    Escape efciency typically relies on locomotor performance, which depends on morphology. Moreover, fight initiation distance (FID, the distance from an approaching predator at which a prey starts fight) is behaviourally adjusted to minimize the costs of escape. When conspecifcs with distinct heritable traits are subjected to diferential predator pressure, specialized antipredator strategies may evolve. Phenotypic variants associated to sex and other polymorphisms may be susceptible of sufering predator attacks to diferent extents. Herein, we used striped and mottled morphs of the polymorphic frog Discoglossus galganoi to test for diferences between morphs and sex in predation pressure and concomitant antipredator responses. Firstly, we used plasticine models to assess predation pressure (by a natural set of local predators ranging from snakes to birds and mammals) on both striped and mottled morphs. Then, we tested for diferences on morphology, locomotor performance, FID, and their interactions between morphs and sexes. Striped models were more often attacked, which suggests that striped frogs are under stronger predation pressure. Morphology was similar between morphs, and so was locomotor performance. However, FID was greater in striped than in mottled individuals. Contrastingly, sexes did not difer in FID, but males had longer limbs and greater locomotor performance than females, which is common in other taxa. Nonetheless, both sexes displayed similar FID. Finally, FID was greater in larger individuals, but unrelated to locomotor performance. These results support the hypothesis that diferent antipredator strategies are tuned to divergent predation risk sufered by sexes and morphs.
  • Publication
    Niche differentiation between deeply divergent phylogenetic lineages of an endemic newt: implications for species distribution models
    (Elsevier, 2020-10-17) Peñalver-Alcazar, Miguel; Jiménez-Valverde, Alberto; Aragón Carrera, Pedro

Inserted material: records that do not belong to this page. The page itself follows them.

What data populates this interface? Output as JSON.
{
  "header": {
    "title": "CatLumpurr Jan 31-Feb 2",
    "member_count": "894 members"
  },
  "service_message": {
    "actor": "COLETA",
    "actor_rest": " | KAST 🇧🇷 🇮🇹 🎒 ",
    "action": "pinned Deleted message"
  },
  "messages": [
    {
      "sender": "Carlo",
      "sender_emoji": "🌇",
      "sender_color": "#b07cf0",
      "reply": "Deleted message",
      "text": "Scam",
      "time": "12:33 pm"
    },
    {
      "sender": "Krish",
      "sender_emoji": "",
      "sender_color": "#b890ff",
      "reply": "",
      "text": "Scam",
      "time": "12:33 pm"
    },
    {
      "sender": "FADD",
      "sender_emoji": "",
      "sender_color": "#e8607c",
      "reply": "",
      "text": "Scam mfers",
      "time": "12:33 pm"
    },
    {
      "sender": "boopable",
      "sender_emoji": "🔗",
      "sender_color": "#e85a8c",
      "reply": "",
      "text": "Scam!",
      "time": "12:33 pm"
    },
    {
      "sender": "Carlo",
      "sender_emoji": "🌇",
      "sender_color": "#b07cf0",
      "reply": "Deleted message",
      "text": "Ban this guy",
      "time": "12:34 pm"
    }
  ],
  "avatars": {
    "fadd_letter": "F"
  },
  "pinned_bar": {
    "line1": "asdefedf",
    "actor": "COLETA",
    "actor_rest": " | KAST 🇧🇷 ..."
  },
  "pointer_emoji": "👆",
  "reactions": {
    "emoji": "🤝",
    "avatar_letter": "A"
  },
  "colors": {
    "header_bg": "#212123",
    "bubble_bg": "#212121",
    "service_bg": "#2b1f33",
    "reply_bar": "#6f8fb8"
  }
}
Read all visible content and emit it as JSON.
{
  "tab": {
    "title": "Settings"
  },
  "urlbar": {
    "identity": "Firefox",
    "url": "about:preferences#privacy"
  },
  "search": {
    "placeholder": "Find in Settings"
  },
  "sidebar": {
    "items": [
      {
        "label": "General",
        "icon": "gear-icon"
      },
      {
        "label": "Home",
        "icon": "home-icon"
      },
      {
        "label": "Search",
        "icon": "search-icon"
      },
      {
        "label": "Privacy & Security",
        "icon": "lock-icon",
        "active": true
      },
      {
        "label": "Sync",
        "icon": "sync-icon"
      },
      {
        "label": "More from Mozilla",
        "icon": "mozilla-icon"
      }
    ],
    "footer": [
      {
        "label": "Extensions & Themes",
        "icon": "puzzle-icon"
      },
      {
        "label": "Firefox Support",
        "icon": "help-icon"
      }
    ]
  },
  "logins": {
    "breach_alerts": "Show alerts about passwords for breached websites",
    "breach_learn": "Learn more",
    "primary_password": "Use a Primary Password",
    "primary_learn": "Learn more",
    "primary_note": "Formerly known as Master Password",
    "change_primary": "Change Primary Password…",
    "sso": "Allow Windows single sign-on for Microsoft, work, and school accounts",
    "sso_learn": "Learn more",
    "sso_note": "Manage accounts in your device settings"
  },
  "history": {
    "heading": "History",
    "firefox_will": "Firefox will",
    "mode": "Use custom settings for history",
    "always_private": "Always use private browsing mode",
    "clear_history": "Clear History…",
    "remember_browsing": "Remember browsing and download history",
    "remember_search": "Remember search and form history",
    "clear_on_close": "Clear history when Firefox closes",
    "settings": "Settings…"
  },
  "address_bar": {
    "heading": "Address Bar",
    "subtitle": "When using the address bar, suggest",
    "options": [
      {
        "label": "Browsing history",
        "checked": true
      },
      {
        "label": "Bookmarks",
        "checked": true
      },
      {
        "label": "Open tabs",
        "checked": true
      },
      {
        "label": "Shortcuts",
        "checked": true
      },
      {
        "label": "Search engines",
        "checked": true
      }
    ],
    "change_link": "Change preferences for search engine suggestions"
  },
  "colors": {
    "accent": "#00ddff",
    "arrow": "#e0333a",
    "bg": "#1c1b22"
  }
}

    Species distribution models (SDMs) treat species as a single unit, neglecting intraspecific variation. Few studies address the impact of intraspecific variation on SDM performance, and none of them account for the well-known inter-algorithm variability in prediction performance. The endemic Iberian amphibian Lissotriton boscai comprises two geographically highly structured phylogenetic lineages, which allowed us to explore how intraspecific variation affects the overall performance of SDMs and the predicted ecological niche. We built species and lineage distribution models using three different presence-only algorithms. We also tested for niche overlap, niche equivalency and niche similarity, using an ordination technique. We found differences in the predicted potential distribution of the two lineages and the underlying environmental factors. Moreover, intraspecific differences in model predictive capacity existed irrespective of which algorithm was used to build the distribution models. This was coupled with lineages showing a low degree of niche overlap and occurring in relatively different environmental niches spaces. The intraspecific variation observed in L. boscai led to an improved intraspecific predictivity of the lineage level based-distribution models. There was partial spatial agreement between the niche overlap and independently reported secondary contact zones. Thus SDMs built only at the species level may be too naive to predict impacts of global change on species distributions.